3. Focus on those you serve- purpose first. Remember it’s not the survival of your organisation that is most important it’s finding the best way to serve your beneficiaries. How are you hearing from those you serve at this time? Have the conversation about how to balance the needs of current and future beneficiaries. Are there better ways to meet their needs- which may include partnerships or a merger? There is no shame in closing or merging a charity – the aim is to do it well.

4. Be strategic, step back, bring a different perspective. Especially a longer-term one. Consider techniques like scenario planning.

5. Look for paradigm shifts (for example by your beneficiaries, in fundraising approaches, your use of volunteers and who those volunteers are, or how to deliver your services) which mean you may need to radically change tack. Be bold in your thinking.

6. Decide and adjust. Don’t be paralysed by uncertainty, make decisions, but be ready for course adjustments.

7. Give your CEO and team space and support. Be focused in your requests. Avoid overburdening them with demands.

8. Attend to good governance essentials. The essentials of good governance still matter, for example:
• Refresh your opportunity and risk assessment.
• Have cash flow projections.
• Consider a time-limited board working group to focus on key issues.

We are all facing this storm in our different ways. As Chair, you can help you board find its purpose, work constructively together and make the key decisions. We can best weather the storm when we both seek and offer help to each other, where we can.

Additional tips and resources

For more information on chairing through coronavirus, join Association of Chairs’ online peer surgeries to share challenges and solutions with other Chairs.

A copy of NCVO’s webinar with Ros Oakley is now available to watch online.

Visit our coronavirus support page for the latest guidance and resources.

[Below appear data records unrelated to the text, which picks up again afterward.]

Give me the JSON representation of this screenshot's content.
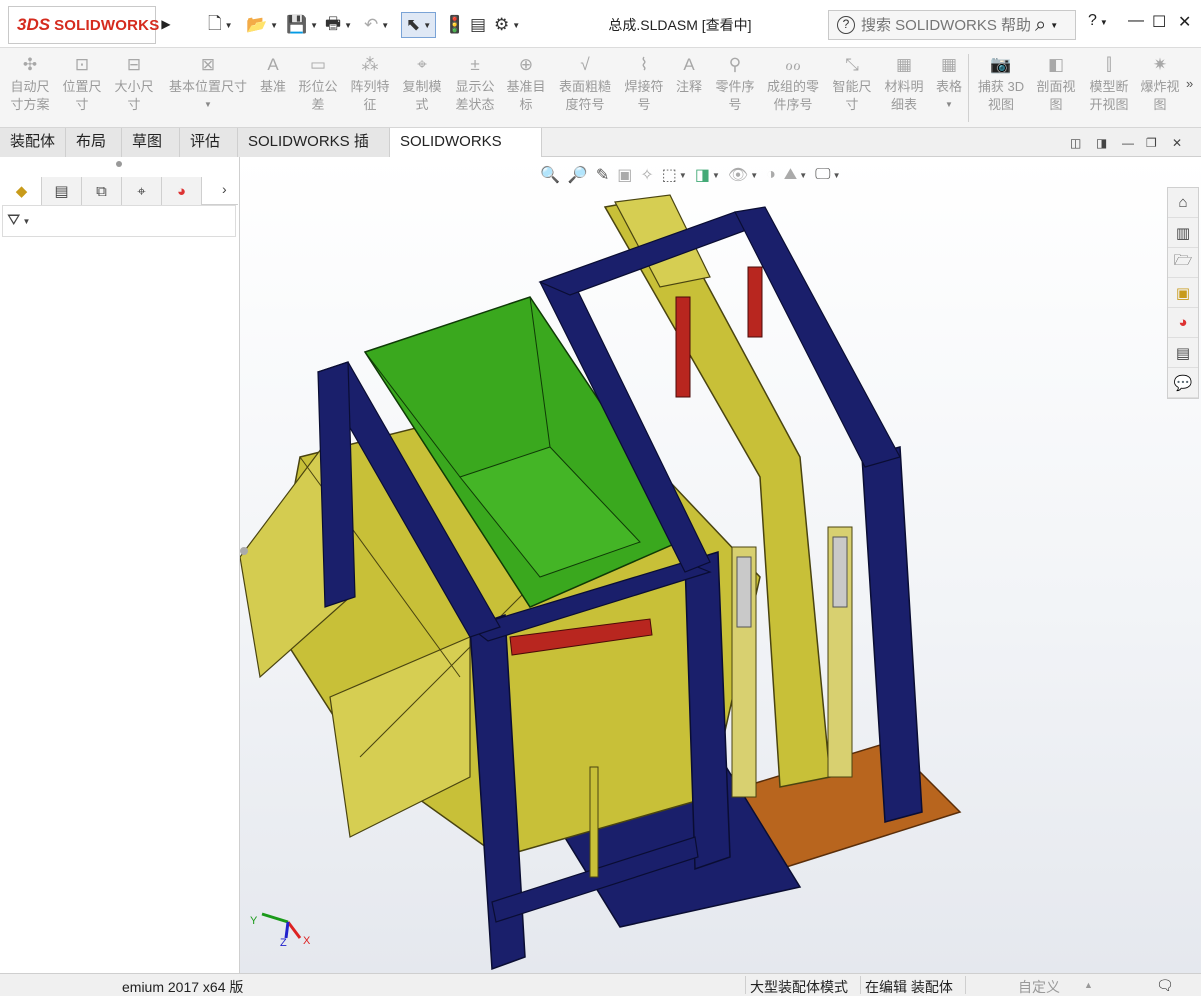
{
  "app": {
    "logo_prefix": "3DS",
    "logo_text": "SOLIDWORKS",
    "window_title": "总成.SLDASM [查看中]"
  },
  "search": {
    "placeholder": "搜索 SOLIDWORKS 帮助"
  },
  "ribbon": {
    "buttons": [
      {
        "label": "自动尺\n寸方案",
        "icon": "auto-dimension-icon"
      },
      {
        "label": "位置尺\n寸",
        "icon": "location-dimension-icon"
      },
      {
        "label": "大小尺\n寸",
        "icon": "size-dimension-icon"
      },
      {
        "label": "基本位置尺寸",
        "icon": "basic-location-dimension-icon"
      },
      {
        "label": "基准",
        "icon": "datum-icon"
      },
      {
        "label": "形位公\n差",
        "icon": "geometric-tolerance-icon"
      },
      {
        "label": "阵列特\n征",
        "icon": "pattern-feature-icon"
      },
      {
        "label": "复制模\n式",
        "icon": "copy-scheme-icon"
      },
      {
        "label": "显示公\n差状态",
        "icon": "tolerance-status-icon"
      },
      {
        "label": "基准目\n标",
        "icon": "datum-target-icon"
      },
      {
        "label": "表面粗糙\n度符号",
        "icon": "surface-finish-icon"
      },
      {
        "label": "焊接符\n号",
        "icon": "weld-symbol-icon"
      },
      {
        "label": "注释",
        "icon": "note-icon"
      },
      {
        "label": "零件序\n号",
        "icon": "balloon-icon"
      },
      {
        "label": "成组的零\n件序号",
        "icon": "stacked-balloon-icon"
      },
      {
        "label": "智能尺\n寸",
        "icon": "smart-dimension-icon"
      },
      {
        "label": "材料明\n细表",
        "icon": "bill-of-materials-icon"
      },
      {
        "label": "表格",
        "icon": "table-icon"
      },
      {
        "label": "捕获 3D\n视图",
        "icon": "capture-3d-view-icon"
      },
      {
        "label": "剖面视\n图",
        "icon": "section-view-icon"
      },
      {
        "label": "模型断\n开视图",
        "icon": "model-break-view-icon"
      },
      {
        "label": "爆炸视\n图",
        "icon": "exploded-view-icon"
      }
    ]
  },
  "tabs": [
    {
      "label": "装配体"
    },
    {
      "label": "布局"
    },
    {
      "label": "草图"
    },
    {
      "label": "评估"
    },
    {
      "label": "SOLIDWORKS 插件"
    },
    {
      "label": "SOLIDWORKS MBD"
    }
  ],
  "triad": {
    "x": "X",
    "y": "Y",
    "z": "Z"
  },
  "status": {
    "version": "emium 2017 x64 版",
    "mode": "大型装配体模式",
    "editing": "在编辑 装配体",
    "custom": "自定义"
  },
  "colors": {
    "frame": "#1a1f6b",
    "hopper": "#3aa81e",
    "machine": "#c8c038",
    "rod": "#b8261f",
    "base": "#b8651e"
  }
}
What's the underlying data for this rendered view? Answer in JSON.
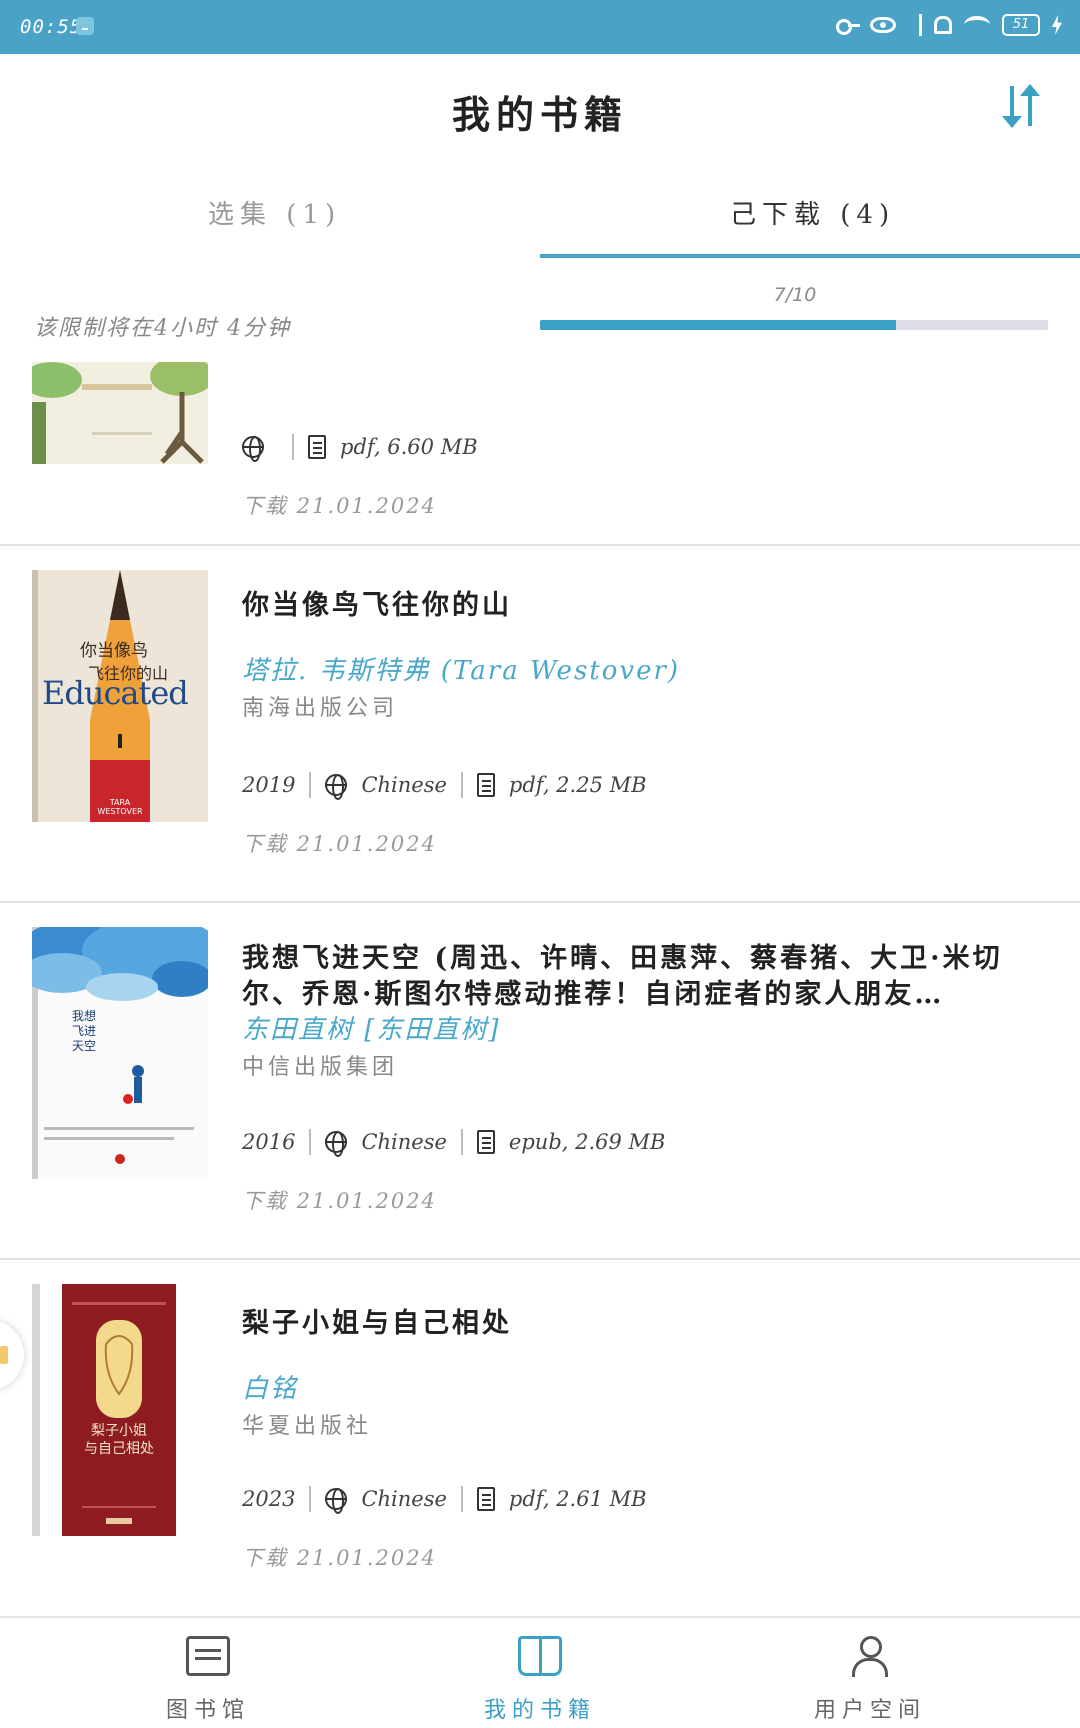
{
  "status_bar": {
    "time": "00:55",
    "battery": "51"
  },
  "header": {
    "title": "我的书籍"
  },
  "tabs": [
    {
      "label": "选集 (1)"
    },
    {
      "label": "己下载 (4)"
    }
  ],
  "limit_text": "该限制将在4小时 4分钟",
  "progress": {
    "label": "7/10",
    "value": 0.7
  },
  "books": [
    {
      "title": "",
      "author": "",
      "publisher": "",
      "year": "",
      "language": "",
      "file": "pdf, 6.60 MB",
      "download_date": "下载 21.01.2024"
    },
    {
      "title": "你当像鸟飞往你的山",
      "author": "塔拉. 韦斯特弗 (Tara Westover)",
      "publisher": "南海出版公司",
      "year": "2019",
      "language": "Chinese",
      "file": "pdf, 2.25 MB",
      "download_date": "下载 21.01.2024",
      "cover_text": {
        "line1": "你当像鸟",
        "line2": "飞往你的山",
        "big": "Educated",
        "small": "TARA WESTOVER"
      }
    },
    {
      "title": "我想飞进天空 (周迅、许晴、田惠萍、蔡春猪、大卫·米切尔、乔恩·斯图尔特感动推荐！自闭症者的家人朋友…",
      "author": "东田直树 [东田直树]",
      "publisher": "中信出版集团",
      "year": "2016",
      "language": "Chinese",
      "file": "epub, 2.69 MB",
      "download_date": "下载 21.01.2024",
      "cover_text": {
        "vertical": "我想飞进天空"
      }
    },
    {
      "title": "梨子小姐与自己相处",
      "author": "白铭",
      "publisher": "华夏出版社",
      "year": "2023",
      "language": "Chinese",
      "file": "pdf, 2.61 MB",
      "download_date": "下载 21.01.2024",
      "cover_text": {
        "line1": "梨子小姐",
        "line2": "与自己相处"
      }
    }
  ],
  "bottom_nav": [
    {
      "label": "图书馆",
      "icon": "library-icon"
    },
    {
      "label": "我的书籍",
      "icon": "book-icon"
    },
    {
      "label": "用户空间",
      "icon": "user-icon"
    }
  ],
  "colors": {
    "accent": "#3aa0c4",
    "status_bar": "#4aa3c7",
    "author": "#49a8c9"
  }
}
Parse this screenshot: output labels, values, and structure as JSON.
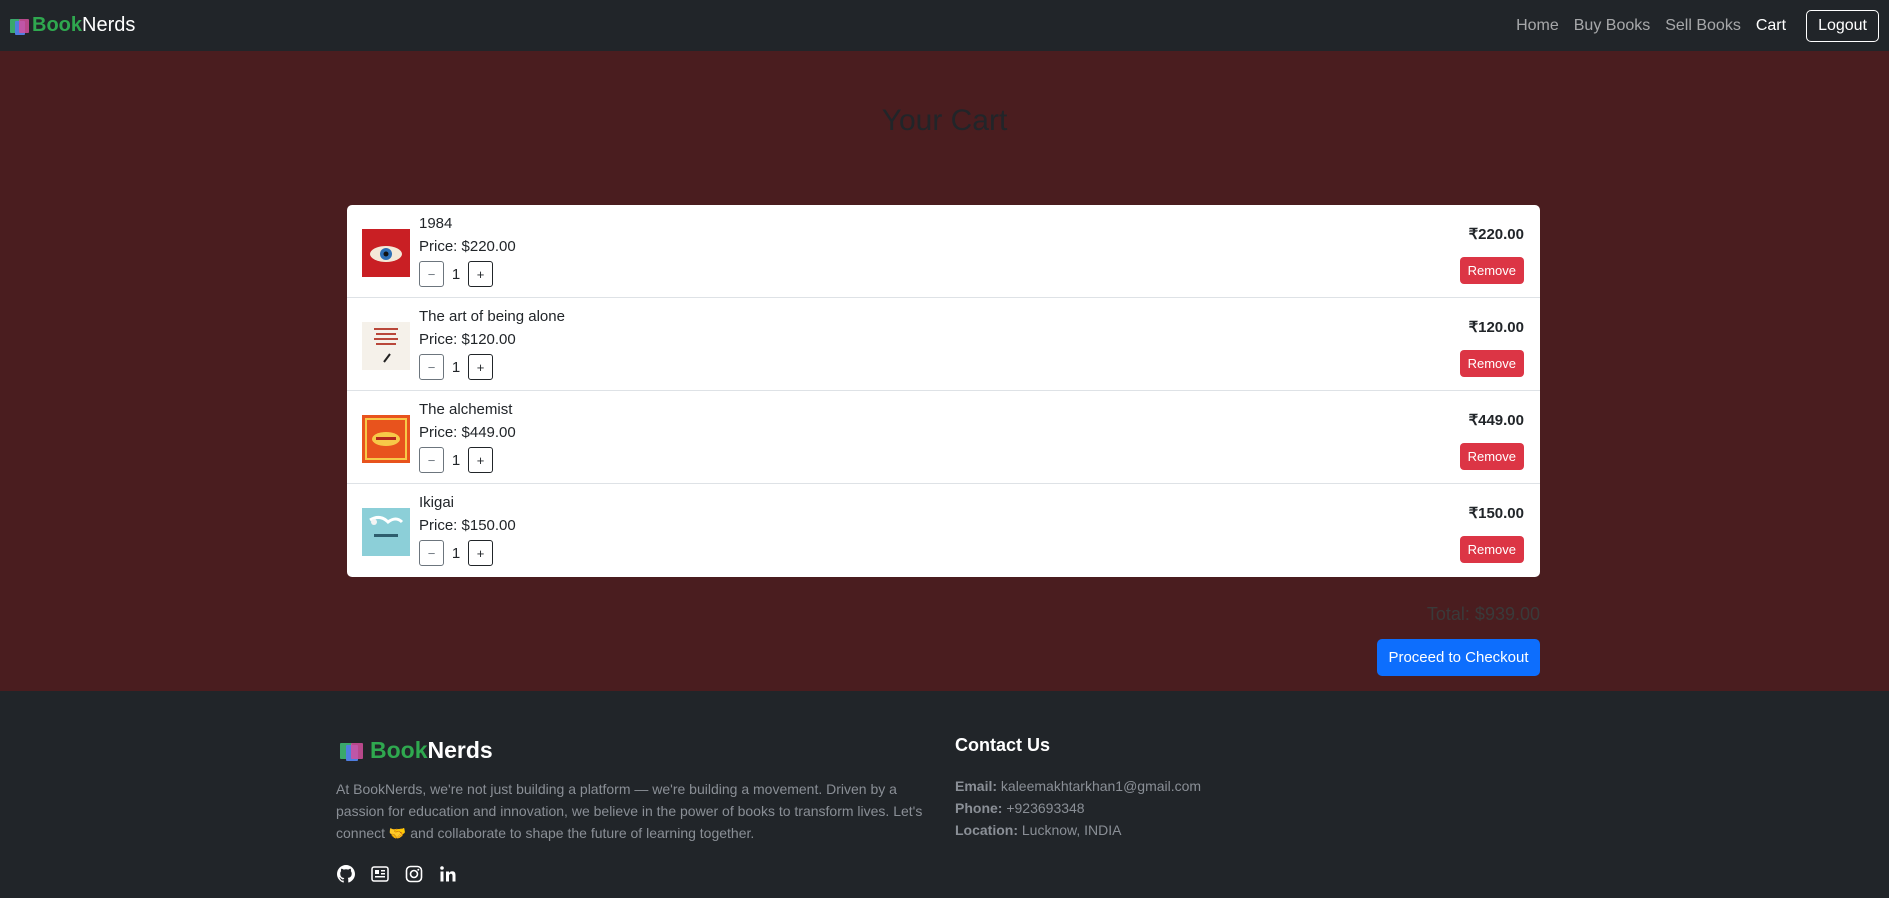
{
  "nav": {
    "brand_book": "Book",
    "brand_nerds": "Nerds",
    "links": [
      "Home",
      "Buy Books",
      "Sell Books",
      "Cart"
    ],
    "logout": "Logout"
  },
  "cart": {
    "title": "Your Cart",
    "items": [
      {
        "title": "1984",
        "price": "Price: $220.00",
        "qty": "1",
        "total": "₹220.00",
        "remove": "Remove",
        "cover_color": "#c91f24"
      },
      {
        "title": "The art of being alone",
        "price": "Price: $120.00",
        "qty": "1",
        "total": "₹120.00",
        "remove": "Remove",
        "cover_color": "#f5f1ea"
      },
      {
        "title": "The alchemist",
        "price": "Price: $449.00",
        "qty": "1",
        "total": "₹449.00",
        "remove": "Remove",
        "cover_color": "#e8531d"
      },
      {
        "title": "Ikigai",
        "price": "Price: $150.00",
        "qty": "1",
        "total": "₹150.00",
        "remove": "Remove",
        "cover_color": "#8ccfd8"
      }
    ],
    "minus": "−",
    "plus": "+",
    "total_line": "Total: $939.00",
    "checkout": "Proceed to Checkout"
  },
  "footer": {
    "brand_book": "Book",
    "brand_nerds": "Nerds",
    "about": "At BookNerds, we're not just building a platform — we're building a movement. Driven by a passion for education and innovation, we believe in the power of books to transform lives. Let's connect 🤝 and collaborate to shape the future of learning together.",
    "icons": [
      "github-icon",
      "newspaper-icon",
      "instagram-icon",
      "linkedin-icon"
    ],
    "contact_title": "Contact Us",
    "email_label": "Email:",
    "email": "kaleemakhtarkhan1@gmail.com",
    "phone_label": "Phone:",
    "phone": "+923693348",
    "location_label": "Location:",
    "location": "Lucknow, INDIA"
  },
  "colors": {
    "main_bg": "#4a1d1f",
    "nav_bg": "#212529",
    "brand_green": "#2fa84f",
    "remove_red": "#dc3545",
    "checkout_blue": "#0d6efd"
  }
}
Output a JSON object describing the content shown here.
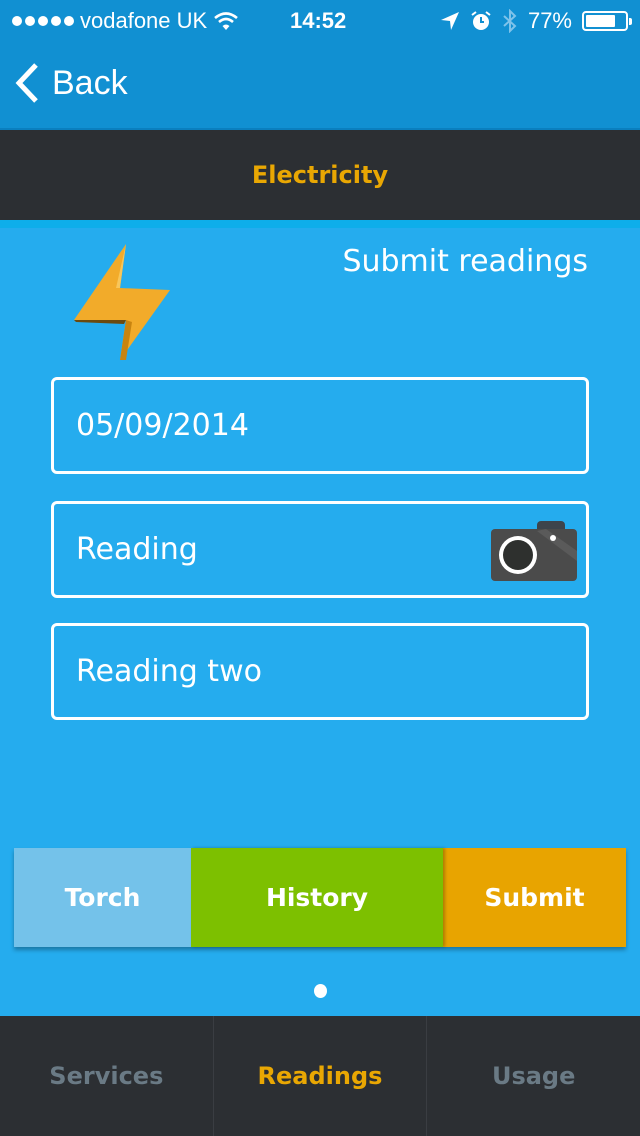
{
  "status_bar": {
    "signal_dots": 5,
    "carrier": "vodafone UK",
    "time": "14:52",
    "battery_percent": "77%",
    "battery_level": 0.77,
    "icons": [
      "wifi-icon",
      "location-arrow-icon",
      "alarm-icon",
      "bluetooth-icon",
      "battery-icon"
    ]
  },
  "nav": {
    "back_label": "Back"
  },
  "section": {
    "title": "Electricity"
  },
  "form": {
    "heading": "Submit readings",
    "date_value": "05/09/2014",
    "reading_placeholder": "Reading",
    "reading_two_placeholder": "Reading two"
  },
  "actions": {
    "torch": "Torch",
    "history": "History",
    "submit": "Submit"
  },
  "pager": {
    "pages": 1,
    "current": 1
  },
  "tabs": [
    {
      "label": "Services",
      "active": false
    },
    {
      "label": "Readings",
      "active": true
    },
    {
      "label": "Usage",
      "active": false
    }
  ],
  "colors": {
    "nav_blue": "#1190d2",
    "content_blue": "#25acee",
    "dark": "#2c2f33",
    "accent_orange": "#e9a703",
    "torch": "#74c2ea",
    "history": "#7dc000",
    "submit": "#e8a400"
  }
}
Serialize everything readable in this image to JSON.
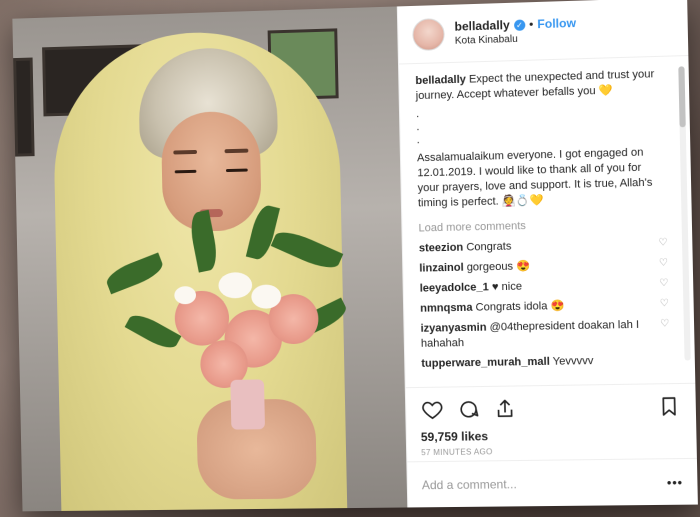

Association of Chairs is a membership organisation and registered charity which exists to support people chairing charities and not-for-profits in the UK. We welcome new members. You can also sign up for our e-newsletter to be kept informed.

For general guidance on chairing, you can download a free copy of A Chair’s Compass.